◆ Exercise: Look through the entries for the string "vinifère", and copy each line that holds it.

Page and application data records
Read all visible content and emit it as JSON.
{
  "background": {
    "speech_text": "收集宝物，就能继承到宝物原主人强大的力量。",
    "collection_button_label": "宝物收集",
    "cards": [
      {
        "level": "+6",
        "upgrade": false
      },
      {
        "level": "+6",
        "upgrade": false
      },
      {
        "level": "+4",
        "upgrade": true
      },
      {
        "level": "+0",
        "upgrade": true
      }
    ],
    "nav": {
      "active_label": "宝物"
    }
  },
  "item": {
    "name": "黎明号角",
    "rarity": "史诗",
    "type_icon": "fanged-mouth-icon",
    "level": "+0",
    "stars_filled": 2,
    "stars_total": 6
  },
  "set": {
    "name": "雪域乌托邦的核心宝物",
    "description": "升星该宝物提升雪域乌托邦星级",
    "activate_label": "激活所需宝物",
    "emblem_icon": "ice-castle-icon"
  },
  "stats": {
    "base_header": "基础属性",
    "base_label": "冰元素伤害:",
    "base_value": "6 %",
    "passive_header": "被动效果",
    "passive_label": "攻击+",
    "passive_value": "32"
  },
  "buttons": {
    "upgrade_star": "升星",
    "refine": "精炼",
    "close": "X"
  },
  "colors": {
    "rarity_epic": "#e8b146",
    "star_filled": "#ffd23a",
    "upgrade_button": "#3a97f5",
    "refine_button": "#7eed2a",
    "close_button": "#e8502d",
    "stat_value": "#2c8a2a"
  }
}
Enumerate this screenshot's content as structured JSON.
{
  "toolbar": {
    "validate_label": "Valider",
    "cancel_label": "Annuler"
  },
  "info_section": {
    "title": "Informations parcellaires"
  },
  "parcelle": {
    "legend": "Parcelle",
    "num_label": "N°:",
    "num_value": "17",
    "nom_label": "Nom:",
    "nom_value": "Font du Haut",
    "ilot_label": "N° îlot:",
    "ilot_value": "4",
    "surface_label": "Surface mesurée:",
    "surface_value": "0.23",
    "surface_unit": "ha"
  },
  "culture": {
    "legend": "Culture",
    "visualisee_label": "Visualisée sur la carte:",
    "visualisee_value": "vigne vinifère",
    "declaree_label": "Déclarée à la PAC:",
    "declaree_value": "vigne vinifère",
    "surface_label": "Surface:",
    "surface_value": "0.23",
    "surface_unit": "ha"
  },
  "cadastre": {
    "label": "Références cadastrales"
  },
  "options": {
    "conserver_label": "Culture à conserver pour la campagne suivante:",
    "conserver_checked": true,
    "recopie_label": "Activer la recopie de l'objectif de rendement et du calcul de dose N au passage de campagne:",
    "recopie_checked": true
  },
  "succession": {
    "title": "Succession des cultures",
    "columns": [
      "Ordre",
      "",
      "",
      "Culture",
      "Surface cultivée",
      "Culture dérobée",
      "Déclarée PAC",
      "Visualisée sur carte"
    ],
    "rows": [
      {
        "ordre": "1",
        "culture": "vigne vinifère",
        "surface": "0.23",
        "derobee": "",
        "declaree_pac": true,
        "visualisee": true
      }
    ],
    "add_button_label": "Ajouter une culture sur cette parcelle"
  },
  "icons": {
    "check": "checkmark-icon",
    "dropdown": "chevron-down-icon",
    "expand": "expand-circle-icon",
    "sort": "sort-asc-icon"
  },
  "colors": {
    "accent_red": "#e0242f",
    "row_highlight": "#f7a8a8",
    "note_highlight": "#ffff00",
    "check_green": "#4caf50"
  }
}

◆ Answer to this task:
    "visualisee_value": "vigne vinifère",
    "declaree_value": "vigne vinifère",
        "culture": "vigne vinifère",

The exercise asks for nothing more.